▶ _The data_
↓↓↓

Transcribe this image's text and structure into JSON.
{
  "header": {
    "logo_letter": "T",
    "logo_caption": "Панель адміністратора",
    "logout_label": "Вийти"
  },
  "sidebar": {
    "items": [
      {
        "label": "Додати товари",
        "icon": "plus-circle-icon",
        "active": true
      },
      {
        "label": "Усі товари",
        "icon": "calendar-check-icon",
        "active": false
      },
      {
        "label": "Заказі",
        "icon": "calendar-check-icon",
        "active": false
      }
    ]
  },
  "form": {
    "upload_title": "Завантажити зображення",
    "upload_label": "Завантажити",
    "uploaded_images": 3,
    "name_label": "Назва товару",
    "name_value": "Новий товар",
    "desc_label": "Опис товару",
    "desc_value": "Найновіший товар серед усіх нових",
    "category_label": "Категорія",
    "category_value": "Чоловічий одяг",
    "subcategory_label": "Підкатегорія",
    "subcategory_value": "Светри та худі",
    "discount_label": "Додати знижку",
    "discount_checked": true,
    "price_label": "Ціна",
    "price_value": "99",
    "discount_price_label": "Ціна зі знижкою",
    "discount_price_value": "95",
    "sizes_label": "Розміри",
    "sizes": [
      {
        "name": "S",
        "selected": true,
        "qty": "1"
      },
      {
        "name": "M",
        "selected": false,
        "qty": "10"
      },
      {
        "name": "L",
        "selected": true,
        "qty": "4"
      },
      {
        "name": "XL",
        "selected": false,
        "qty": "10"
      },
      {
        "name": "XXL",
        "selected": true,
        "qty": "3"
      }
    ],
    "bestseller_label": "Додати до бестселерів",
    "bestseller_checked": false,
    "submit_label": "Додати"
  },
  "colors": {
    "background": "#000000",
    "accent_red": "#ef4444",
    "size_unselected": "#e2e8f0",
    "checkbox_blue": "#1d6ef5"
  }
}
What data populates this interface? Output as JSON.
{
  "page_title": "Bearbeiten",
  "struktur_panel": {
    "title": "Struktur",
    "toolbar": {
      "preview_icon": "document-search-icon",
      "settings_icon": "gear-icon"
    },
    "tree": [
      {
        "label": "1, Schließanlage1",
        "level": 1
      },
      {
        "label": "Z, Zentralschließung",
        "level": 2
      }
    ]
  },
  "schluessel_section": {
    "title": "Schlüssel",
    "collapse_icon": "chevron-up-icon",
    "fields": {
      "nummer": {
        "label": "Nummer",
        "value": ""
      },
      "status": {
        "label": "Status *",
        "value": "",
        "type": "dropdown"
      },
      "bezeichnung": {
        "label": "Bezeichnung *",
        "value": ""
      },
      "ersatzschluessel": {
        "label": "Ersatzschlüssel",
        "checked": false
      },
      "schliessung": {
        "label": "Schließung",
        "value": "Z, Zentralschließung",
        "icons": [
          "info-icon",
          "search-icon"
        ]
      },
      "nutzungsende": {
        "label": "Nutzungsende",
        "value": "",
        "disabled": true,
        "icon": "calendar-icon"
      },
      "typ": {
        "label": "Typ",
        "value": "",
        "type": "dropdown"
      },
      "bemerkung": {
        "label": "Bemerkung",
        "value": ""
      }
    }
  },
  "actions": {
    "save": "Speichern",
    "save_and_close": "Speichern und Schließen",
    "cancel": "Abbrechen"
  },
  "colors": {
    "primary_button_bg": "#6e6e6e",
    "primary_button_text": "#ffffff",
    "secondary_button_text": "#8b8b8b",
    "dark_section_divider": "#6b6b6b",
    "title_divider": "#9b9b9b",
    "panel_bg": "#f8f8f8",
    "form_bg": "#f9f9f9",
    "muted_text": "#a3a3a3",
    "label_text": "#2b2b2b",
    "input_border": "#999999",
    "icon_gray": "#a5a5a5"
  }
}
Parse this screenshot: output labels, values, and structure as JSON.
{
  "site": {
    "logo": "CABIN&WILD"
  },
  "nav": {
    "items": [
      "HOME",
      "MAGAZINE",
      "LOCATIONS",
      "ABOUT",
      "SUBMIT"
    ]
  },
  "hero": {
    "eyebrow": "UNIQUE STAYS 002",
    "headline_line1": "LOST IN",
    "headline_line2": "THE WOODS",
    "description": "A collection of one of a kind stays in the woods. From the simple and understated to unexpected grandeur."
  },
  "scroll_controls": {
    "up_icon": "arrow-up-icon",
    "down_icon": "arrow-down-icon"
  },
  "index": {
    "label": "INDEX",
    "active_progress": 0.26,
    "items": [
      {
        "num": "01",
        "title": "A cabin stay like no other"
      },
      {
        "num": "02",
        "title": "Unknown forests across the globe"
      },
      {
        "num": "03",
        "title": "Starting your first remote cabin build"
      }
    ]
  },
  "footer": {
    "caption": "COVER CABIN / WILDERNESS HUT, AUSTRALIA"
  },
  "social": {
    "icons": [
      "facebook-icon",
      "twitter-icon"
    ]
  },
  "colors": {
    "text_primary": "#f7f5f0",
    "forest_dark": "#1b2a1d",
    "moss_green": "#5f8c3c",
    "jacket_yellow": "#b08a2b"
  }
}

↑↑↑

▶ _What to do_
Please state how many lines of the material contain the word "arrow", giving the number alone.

▶ _Task response_
2